• **Work instructions**:
From the material below, give the number of lines that hold the string "icon" and nothing further.

• **Extracted information**:

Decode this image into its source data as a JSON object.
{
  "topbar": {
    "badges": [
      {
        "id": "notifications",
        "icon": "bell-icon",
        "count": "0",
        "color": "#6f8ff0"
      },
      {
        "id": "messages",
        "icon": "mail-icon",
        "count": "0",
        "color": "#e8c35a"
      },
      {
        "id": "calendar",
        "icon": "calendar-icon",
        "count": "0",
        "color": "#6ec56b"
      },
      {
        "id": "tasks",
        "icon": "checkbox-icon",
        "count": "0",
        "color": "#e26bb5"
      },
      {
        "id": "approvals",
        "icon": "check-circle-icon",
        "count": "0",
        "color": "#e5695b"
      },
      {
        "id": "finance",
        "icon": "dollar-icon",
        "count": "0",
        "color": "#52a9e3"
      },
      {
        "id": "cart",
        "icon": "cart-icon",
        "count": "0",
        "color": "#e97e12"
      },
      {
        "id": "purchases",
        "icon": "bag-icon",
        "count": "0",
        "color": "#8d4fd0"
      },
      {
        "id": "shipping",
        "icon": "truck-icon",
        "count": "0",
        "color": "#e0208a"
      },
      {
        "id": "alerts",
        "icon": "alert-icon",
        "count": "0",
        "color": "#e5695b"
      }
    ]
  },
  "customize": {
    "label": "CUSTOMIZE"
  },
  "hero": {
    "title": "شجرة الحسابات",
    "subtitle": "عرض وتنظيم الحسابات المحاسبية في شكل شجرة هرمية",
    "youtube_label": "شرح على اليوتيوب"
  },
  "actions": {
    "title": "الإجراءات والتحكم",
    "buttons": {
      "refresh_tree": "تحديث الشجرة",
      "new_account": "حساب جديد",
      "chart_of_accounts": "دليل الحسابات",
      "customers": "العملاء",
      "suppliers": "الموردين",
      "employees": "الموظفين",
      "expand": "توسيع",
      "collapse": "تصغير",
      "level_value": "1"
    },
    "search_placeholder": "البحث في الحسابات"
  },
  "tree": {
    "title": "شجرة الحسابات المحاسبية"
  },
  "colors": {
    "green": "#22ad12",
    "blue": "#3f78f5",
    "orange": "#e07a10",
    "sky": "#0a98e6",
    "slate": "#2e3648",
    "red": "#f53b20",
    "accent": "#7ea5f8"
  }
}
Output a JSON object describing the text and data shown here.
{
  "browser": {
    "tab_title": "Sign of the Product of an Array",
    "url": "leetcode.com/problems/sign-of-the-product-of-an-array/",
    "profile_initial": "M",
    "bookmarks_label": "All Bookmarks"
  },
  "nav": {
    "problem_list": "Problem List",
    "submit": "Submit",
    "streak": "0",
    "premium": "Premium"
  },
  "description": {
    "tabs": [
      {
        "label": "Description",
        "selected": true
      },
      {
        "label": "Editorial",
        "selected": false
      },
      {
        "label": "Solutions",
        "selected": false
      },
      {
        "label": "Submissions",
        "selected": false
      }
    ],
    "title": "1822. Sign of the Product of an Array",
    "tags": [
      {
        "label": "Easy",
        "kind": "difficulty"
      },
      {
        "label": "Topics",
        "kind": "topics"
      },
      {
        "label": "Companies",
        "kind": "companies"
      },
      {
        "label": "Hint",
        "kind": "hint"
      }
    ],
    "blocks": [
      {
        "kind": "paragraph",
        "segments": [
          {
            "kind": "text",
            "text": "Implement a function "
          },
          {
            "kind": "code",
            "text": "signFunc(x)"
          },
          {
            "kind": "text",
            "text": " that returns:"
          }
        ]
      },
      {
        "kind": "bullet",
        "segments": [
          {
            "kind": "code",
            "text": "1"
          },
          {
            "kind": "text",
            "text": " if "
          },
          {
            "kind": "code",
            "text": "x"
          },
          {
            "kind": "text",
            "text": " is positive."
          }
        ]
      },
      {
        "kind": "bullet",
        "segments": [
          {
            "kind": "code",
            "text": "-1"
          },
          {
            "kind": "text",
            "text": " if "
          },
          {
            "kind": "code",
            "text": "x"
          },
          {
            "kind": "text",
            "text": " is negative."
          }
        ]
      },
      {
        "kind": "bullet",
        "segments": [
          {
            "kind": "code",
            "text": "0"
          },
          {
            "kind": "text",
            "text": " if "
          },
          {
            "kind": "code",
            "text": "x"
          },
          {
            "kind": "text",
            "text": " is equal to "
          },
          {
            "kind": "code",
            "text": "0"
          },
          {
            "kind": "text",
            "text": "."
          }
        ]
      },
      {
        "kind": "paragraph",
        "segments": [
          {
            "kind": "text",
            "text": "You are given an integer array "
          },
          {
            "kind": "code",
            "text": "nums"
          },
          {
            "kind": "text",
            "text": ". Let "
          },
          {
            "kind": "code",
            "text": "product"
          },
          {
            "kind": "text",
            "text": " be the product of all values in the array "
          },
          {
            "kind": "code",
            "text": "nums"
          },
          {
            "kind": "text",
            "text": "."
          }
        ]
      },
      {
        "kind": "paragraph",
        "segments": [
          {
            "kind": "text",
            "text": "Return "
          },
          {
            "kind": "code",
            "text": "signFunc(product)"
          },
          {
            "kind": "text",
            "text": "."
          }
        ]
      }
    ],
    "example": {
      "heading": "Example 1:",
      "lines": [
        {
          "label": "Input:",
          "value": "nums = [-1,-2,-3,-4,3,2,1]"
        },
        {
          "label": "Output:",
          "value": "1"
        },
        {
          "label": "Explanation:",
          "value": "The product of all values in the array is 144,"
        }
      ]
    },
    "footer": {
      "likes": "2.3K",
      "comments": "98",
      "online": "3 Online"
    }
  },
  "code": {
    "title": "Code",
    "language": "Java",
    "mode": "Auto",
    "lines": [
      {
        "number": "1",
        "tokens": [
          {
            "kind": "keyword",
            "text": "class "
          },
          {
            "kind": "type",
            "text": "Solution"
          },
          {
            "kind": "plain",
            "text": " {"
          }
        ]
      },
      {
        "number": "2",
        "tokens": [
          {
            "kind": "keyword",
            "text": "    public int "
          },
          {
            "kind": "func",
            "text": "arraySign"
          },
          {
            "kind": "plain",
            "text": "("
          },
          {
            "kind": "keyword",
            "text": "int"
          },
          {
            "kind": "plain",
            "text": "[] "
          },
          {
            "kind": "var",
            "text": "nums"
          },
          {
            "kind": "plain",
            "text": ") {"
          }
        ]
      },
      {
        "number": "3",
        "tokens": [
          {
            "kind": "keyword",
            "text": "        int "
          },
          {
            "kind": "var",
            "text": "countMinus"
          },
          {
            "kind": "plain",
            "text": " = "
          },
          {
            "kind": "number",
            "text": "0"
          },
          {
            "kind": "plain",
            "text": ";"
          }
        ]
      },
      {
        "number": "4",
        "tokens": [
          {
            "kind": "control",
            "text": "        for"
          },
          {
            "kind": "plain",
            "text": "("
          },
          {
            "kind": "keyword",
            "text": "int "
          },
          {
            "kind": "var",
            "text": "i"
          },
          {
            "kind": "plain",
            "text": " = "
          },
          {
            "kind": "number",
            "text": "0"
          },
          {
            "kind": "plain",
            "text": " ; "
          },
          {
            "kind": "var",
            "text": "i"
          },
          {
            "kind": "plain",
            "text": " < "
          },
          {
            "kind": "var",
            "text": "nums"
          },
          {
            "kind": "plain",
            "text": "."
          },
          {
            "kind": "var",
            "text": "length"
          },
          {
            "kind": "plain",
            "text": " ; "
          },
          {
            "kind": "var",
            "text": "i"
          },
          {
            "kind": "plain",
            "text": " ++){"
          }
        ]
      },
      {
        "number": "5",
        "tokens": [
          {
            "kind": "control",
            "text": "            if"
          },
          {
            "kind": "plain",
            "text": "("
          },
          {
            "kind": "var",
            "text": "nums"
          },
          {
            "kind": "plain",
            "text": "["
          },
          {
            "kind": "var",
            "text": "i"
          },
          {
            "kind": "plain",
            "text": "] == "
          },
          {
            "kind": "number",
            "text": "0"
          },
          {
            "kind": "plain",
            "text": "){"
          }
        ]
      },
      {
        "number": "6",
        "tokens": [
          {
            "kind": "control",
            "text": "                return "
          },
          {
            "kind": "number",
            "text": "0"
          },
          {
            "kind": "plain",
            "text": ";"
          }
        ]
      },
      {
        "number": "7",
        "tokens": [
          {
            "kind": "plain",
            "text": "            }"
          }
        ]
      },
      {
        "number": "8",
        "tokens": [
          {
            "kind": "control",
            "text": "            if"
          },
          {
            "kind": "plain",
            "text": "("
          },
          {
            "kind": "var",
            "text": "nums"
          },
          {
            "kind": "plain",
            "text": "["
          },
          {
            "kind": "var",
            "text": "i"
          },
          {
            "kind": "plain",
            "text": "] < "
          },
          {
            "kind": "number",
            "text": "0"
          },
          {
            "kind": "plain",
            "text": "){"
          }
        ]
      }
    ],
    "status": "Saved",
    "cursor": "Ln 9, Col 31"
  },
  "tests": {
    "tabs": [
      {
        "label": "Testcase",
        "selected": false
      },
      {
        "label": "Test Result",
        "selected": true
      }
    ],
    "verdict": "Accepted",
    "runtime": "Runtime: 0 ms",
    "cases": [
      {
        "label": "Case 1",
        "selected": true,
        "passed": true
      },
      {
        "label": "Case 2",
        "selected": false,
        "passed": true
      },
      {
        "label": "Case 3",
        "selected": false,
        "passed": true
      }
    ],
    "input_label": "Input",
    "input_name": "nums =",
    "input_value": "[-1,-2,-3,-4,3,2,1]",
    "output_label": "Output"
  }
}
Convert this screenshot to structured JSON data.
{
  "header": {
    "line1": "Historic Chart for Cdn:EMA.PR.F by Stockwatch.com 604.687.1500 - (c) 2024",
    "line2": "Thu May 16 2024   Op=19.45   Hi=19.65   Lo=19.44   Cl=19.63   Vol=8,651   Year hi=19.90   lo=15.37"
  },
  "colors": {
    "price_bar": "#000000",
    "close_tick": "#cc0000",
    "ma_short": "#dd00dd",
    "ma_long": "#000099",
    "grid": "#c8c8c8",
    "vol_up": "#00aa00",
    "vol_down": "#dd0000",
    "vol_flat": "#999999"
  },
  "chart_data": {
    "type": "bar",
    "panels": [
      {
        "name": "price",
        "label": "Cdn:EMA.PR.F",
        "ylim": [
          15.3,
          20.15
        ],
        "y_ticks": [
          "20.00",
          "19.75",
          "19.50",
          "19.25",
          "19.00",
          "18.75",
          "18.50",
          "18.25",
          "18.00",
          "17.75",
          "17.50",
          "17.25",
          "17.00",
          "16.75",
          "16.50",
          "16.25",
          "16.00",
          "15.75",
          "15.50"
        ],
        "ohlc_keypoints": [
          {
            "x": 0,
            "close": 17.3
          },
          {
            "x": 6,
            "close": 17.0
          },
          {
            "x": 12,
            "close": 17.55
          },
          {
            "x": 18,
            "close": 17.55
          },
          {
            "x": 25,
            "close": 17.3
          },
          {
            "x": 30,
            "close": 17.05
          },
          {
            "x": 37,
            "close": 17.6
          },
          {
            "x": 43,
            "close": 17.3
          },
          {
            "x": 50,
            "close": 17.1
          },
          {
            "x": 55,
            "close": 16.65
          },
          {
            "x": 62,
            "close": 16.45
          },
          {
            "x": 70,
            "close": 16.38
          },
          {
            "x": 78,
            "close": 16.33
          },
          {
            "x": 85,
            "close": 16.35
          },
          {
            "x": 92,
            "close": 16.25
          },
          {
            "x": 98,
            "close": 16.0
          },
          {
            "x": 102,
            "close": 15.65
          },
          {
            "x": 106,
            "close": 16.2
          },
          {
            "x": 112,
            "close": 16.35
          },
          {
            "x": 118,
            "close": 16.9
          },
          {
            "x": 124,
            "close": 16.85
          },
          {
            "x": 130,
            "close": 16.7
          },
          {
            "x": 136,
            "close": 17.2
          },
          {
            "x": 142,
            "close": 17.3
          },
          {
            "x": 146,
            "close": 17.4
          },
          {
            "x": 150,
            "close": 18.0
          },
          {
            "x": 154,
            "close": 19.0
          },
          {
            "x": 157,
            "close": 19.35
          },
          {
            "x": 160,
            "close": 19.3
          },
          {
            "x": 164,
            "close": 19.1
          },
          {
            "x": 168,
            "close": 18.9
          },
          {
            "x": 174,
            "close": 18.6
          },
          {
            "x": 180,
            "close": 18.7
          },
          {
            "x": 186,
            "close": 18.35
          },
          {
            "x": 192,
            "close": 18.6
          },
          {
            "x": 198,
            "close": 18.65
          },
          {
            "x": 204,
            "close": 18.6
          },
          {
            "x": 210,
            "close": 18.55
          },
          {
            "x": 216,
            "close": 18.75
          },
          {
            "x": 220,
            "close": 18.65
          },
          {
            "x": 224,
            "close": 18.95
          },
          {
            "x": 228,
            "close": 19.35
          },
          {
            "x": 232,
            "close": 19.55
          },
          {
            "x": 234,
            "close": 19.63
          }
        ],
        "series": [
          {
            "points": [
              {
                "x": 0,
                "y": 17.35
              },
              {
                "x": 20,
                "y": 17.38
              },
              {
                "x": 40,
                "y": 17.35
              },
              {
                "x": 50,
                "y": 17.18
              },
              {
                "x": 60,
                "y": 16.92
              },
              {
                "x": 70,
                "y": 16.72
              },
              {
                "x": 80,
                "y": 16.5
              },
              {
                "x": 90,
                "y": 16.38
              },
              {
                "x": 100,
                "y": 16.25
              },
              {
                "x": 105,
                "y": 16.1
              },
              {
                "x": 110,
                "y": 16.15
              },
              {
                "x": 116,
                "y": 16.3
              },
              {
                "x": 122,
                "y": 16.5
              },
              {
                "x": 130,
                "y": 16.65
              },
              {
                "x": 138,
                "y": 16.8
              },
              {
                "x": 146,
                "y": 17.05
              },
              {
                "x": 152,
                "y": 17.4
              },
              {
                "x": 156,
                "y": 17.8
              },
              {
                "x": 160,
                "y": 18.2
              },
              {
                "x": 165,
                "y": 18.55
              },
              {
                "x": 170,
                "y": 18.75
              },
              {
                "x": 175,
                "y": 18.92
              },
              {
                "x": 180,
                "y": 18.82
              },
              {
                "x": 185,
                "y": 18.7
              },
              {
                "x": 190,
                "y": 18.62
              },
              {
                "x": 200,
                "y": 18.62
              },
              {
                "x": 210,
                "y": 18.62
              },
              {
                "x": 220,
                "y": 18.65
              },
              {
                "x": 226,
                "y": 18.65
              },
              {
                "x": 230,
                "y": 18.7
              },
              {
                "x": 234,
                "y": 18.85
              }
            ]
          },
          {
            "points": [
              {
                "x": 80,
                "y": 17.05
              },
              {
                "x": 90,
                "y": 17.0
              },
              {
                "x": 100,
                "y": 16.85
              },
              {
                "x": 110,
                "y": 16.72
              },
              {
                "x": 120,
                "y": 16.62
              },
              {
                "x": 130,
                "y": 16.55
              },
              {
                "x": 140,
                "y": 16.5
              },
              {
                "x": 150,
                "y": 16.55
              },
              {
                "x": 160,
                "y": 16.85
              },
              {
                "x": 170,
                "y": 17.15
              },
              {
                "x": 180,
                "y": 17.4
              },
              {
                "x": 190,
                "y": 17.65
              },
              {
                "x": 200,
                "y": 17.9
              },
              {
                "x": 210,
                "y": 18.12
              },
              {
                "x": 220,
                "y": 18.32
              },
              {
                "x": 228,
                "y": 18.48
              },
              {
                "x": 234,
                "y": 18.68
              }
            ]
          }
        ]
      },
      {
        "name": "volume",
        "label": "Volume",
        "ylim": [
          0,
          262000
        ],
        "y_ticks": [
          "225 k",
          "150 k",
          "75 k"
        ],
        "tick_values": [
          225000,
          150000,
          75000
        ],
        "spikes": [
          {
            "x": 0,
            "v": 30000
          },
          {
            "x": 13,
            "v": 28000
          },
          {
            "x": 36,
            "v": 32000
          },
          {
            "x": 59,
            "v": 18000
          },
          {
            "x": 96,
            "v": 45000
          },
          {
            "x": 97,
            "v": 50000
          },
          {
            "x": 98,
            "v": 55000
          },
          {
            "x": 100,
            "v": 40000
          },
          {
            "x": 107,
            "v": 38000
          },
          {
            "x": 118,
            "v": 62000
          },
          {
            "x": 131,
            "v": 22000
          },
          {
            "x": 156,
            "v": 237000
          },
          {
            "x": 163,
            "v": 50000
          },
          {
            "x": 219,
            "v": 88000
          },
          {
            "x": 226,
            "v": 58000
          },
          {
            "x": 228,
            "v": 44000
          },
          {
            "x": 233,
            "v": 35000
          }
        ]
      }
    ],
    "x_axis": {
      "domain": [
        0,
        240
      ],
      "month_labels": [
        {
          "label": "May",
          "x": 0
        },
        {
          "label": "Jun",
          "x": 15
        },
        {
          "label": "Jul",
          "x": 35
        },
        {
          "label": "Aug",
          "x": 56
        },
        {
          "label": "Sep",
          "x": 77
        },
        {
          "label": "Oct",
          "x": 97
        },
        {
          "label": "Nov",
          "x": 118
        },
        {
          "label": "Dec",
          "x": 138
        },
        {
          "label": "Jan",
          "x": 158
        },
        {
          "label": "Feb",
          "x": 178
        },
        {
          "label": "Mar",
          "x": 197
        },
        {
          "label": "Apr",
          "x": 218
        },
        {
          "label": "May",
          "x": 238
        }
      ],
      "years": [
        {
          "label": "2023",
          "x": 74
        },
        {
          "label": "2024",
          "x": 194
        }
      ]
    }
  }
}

• **Answer below**:
10